# WHAT YOU WILL DO
Would you repeat each of the lines below exactly?

# STUDY MATERIAL

Segment Open

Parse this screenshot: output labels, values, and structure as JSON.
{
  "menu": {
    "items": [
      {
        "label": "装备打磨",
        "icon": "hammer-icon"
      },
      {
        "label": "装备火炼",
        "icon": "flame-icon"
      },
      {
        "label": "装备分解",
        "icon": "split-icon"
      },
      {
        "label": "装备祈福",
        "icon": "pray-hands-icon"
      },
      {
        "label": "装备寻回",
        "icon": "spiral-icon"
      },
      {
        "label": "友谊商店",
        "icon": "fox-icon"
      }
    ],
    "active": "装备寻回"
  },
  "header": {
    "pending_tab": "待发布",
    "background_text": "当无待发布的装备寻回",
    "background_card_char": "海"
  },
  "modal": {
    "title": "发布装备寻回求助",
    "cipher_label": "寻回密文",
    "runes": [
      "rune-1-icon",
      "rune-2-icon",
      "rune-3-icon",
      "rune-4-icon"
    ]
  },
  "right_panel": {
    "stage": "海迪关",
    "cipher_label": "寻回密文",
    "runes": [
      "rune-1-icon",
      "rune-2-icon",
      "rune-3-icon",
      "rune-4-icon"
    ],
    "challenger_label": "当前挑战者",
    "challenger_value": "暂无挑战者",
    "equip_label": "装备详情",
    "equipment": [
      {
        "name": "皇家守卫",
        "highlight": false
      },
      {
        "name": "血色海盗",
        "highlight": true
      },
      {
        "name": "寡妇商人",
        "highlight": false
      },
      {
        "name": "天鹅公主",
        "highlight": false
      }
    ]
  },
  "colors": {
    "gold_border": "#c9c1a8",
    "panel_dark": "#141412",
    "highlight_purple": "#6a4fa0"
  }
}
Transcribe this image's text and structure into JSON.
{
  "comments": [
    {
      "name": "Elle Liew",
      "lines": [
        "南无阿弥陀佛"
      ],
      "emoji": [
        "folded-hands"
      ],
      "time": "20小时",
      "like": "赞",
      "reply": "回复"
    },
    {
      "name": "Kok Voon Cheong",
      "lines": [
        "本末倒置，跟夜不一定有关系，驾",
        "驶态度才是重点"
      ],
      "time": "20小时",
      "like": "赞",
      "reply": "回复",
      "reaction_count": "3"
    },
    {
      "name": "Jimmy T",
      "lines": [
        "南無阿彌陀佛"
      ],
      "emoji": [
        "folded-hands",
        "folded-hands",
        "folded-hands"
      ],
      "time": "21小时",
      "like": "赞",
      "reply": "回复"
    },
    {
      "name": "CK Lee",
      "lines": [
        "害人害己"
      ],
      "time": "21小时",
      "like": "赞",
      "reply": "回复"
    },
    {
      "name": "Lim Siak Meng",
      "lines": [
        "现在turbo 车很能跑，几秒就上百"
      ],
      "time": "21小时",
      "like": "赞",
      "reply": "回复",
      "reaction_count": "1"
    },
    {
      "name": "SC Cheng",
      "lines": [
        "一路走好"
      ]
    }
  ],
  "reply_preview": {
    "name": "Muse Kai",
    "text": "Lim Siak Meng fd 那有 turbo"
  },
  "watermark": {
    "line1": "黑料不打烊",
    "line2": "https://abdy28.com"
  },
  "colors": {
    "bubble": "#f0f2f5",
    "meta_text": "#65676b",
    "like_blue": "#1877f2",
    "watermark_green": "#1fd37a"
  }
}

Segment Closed

# COMPLETED EXERCISE
Parse this screenshot: output labels, values, and structure as JSON.
{
  "menu": {
    "items": [
      {
        "label": "装备打磨",
        "icon": "hammer-icon"
      },
      {
        "label": "装备火炼",
        "icon": "flame-icon"
      },
      {
        "label": "装备分解",
        "icon": "split-icon"
      },
      {
        "label": "装备祈福",
        "icon": "pray-hands-icon"
      },
      {
        "label": "装备寻回",
        "icon": "spiral-icon"
      },
      {
        "label": "友谊商店",
        "icon": "fox-icon"
      }
    ],
    "active": "装备寻回"
  },
  "header": {
    "pending_tab": "待发布",
    "background_text": "当无待发布的装备寻回",
    "background_card_char": "海"
  },
  "modal": {
    "title": "发布装备寻回求助",
    "cipher_label": "寻回密文",
    "runes": [
      "rune-1-icon",
      "rune-2-icon",
      "rune-3-icon",
      "rune-4-icon"
    ]
  },
  "right_panel": {
    "stage": "海迪关",
    "cipher_label": "寻回密文",
    "runes": [
      "rune-1-icon",
      "rune-2-icon",
      "rune-3-icon",
      "rune-4-icon"
    ],
    "challenger_label": "当前挑战者",
    "challenger_value": "暂无挑战者",
    "equip_label": "装备详情",
    "equipment": [
      {
        "name": "皇家守卫",
        "highlight": false
      },
      {
        "name": "血色海盗",
        "highlight": true
      },
      {
        "name": "寡妇商人",
        "highlight": false
      },
      {
        "name": "天鹅公主",
        "highlight": false
      }
    ]
  },
  "colors": {
    "gold_border": "#c9c1a8",
    "panel_dark": "#141412",
    "highlight_purple": "#6a4fa0"
  }
}
Transcribe this image's text and structure into JSON.
{
  "comments": [
    {
      "name": "Elle Liew",
      "lines": [
        "南无阿弥陀佛"
      ],
      "emoji": [
        "folded-hands"
      ],
      "time": "20小时",
      "like": "赞",
      "reply": "回复"
    },
    {
      "name": "Kok Voon Cheong",
      "lines": [
        "本末倒置，跟夜不一定有关系，驾",
        "驶态度才是重点"
      ],
      "time": "20小时",
      "like": "赞",
      "reply": "回复",
      "reaction_count": "3"
    },
    {
      "name": "Jimmy T",
      "lines": [
        "南無阿彌陀佛"
      ],
      "emoji": [
        "folded-hands",
        "folded-hands",
        "folded-hands"
      ],
      "time": "21小时",
      "like": "赞",
      "reply": "回复"
    },
    {
      "name": "CK Lee",
      "lines": [
        "害人害己"
      ],
      "time": "21小时",
      "like": "赞",
      "reply": "回复"
    },
    {
      "name": "Lim Siak Meng",
      "lines": [
        "现在turbo 车很能跑，几秒就上百"
      ],
      "time": "21小时",
      "like": "赞",
      "reply": "回复",
      "reaction_count": "1"
    },
    {
      "name": "SC Cheng",
      "lines": [
        "一路走好"
      ]
    }
  ],
  "reply_preview": {
    "name": "Muse Kai",
    "text": "Lim Siak Meng fd 那有 turbo"
  },
  "watermark": {
    "line1": "黑料不打烊",
    "line2": "https://abdy28.com"
  },
  "colors": {
    "bubble": "#f0f2f5",
    "meta_text": "#65676b",
    "like_blue": "#1877f2",
    "watermark_green": "#1fd37a"
  }
}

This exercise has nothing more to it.